Any involvement, regional or general, of the large intestine above the lower part of the rectum resulting in a sanguineous, a mucosanguineous, a mucopurulent or a mucopurulent-sanguineous exudate, with or without diarrhea, due to known or unknown factors, save that of a neoplasm, is a colitis. Clinically, the corollary follows that a colonic exudate or feces containing blood, mucoblood or pus, or all of them, is due to a colitis when neoplastic disease and perianal, perirectal and localized disturbances of the hemorrhoidal area are eliminated as causes.
This communication concerns itself with a form of colitis known as idiopathic. primary, nonspecific, ulcerative, chronic ulcerative, hemorrhagic or suppurative colitis, colitis gravis, ulcerosa or ulcereuse.
—This syndrome is not restricted to age, sex, season or zone. The greatest number of cases fall within the second, third and fourth decades.
—Idiopathic ulcerative colitis possesses neither epidemic nor infective
PAULSON M. THE PRESENT STATUS OF IDIOPATHIC ULCERATIVE COLITIS: WITH ESPECIAL REFERENCE TO ETIOLOGY. JAMA. 1933;101(22):1687–1694. doi:10.1001/jama.1933.02740470001001

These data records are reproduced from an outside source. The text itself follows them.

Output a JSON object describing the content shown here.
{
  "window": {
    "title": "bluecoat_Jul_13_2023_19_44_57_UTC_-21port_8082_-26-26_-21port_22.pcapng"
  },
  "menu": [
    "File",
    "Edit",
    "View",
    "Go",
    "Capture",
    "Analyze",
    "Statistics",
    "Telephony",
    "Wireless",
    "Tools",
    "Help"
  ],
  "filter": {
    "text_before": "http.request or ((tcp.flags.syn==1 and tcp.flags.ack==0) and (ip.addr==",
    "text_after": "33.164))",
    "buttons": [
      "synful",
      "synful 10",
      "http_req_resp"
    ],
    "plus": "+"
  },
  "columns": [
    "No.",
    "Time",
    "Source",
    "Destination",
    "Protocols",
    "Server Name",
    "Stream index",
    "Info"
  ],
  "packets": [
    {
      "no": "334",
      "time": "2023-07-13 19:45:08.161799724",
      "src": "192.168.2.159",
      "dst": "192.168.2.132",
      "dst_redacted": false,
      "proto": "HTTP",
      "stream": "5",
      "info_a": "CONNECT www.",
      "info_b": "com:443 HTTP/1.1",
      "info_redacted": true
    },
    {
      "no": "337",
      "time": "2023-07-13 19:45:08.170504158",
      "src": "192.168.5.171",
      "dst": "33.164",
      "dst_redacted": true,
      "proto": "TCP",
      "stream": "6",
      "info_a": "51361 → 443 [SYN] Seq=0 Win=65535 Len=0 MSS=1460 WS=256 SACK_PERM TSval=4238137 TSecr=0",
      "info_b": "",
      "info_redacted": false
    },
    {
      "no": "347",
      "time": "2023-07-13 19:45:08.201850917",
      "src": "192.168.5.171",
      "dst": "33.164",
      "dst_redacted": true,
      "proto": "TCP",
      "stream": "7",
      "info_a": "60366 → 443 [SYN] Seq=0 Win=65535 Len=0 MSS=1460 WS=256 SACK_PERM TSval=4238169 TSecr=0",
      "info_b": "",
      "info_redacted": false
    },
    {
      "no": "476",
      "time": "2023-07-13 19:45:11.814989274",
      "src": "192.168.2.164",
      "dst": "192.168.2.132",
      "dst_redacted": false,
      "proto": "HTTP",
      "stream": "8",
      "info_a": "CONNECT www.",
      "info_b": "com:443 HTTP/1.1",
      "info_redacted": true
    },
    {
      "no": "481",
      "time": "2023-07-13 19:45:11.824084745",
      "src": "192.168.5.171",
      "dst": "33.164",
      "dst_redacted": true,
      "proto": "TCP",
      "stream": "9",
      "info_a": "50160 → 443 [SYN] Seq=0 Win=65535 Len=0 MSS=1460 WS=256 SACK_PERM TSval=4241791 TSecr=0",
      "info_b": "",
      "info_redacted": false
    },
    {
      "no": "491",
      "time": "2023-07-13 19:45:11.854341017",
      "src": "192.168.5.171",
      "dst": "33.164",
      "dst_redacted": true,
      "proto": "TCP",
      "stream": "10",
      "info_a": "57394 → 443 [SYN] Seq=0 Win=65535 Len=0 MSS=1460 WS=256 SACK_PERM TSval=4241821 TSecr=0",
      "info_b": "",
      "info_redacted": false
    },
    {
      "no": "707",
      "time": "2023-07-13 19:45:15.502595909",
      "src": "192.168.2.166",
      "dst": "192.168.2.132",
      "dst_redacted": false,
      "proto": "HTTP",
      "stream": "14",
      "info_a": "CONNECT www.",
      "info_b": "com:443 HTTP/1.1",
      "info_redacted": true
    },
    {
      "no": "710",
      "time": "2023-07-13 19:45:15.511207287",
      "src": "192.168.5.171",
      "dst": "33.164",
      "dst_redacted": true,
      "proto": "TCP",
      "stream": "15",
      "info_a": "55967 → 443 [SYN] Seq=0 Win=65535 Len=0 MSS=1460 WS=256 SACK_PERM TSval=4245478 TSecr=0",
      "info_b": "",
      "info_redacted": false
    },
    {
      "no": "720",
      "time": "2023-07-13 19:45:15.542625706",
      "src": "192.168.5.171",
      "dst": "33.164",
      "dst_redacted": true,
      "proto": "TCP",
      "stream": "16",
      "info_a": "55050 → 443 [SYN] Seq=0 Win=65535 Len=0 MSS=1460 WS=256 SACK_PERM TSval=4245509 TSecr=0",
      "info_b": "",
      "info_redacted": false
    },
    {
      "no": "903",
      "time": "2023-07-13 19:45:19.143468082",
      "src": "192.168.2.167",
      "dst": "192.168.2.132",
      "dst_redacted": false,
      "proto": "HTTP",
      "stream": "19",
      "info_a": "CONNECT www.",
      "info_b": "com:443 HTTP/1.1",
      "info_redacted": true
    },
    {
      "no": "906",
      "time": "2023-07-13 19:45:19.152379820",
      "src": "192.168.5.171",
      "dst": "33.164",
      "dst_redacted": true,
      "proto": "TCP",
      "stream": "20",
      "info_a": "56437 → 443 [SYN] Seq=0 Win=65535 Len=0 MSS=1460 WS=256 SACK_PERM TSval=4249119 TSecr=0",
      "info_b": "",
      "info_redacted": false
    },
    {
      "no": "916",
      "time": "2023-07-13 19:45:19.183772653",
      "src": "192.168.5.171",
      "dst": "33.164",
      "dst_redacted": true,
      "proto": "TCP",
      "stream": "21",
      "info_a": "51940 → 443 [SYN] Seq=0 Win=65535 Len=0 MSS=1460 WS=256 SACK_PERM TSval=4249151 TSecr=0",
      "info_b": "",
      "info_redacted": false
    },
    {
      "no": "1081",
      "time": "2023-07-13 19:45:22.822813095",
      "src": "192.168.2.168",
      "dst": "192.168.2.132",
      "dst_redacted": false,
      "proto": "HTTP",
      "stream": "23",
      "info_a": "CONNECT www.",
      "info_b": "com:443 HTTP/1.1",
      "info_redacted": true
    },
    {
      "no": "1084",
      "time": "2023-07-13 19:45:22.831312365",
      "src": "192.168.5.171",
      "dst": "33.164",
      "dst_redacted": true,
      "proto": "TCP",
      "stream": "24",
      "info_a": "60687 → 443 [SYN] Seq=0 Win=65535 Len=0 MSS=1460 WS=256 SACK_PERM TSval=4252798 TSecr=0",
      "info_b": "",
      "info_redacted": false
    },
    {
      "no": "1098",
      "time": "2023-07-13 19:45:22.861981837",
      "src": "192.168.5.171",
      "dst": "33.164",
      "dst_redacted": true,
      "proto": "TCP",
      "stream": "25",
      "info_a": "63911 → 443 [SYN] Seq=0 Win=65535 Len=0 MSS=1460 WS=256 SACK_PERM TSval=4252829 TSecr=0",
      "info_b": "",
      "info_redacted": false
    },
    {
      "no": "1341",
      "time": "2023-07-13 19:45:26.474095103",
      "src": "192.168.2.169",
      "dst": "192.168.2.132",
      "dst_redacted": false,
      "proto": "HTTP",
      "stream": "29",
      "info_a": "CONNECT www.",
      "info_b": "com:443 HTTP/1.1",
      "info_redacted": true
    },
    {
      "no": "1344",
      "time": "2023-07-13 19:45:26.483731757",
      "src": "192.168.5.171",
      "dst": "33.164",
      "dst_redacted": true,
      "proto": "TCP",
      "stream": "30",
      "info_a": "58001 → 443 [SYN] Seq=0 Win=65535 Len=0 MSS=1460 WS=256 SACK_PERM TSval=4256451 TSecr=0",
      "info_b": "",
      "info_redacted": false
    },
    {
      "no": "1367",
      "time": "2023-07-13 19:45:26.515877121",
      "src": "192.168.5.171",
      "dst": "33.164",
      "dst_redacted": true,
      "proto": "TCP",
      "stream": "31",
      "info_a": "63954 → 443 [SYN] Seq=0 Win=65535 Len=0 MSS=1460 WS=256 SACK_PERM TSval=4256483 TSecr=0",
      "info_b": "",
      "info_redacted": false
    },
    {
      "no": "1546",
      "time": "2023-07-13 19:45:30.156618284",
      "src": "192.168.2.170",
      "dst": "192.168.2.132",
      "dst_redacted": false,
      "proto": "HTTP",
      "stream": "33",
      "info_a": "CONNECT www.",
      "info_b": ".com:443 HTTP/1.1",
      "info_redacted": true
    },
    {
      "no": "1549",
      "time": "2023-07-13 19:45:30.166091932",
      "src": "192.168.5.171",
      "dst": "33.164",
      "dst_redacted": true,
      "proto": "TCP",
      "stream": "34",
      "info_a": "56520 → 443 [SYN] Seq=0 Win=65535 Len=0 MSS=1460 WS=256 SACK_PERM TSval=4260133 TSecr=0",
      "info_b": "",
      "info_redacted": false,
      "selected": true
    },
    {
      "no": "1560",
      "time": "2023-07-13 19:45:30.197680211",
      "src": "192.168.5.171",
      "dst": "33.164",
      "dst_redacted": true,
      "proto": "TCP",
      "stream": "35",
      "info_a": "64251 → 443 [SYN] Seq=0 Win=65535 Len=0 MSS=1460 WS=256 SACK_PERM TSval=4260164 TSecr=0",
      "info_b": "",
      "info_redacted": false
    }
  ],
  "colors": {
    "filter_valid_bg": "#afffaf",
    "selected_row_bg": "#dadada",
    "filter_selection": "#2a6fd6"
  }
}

Customize your JAMA Network experience by selecting one or more topics from the list below.
Create a personal account or sign in to: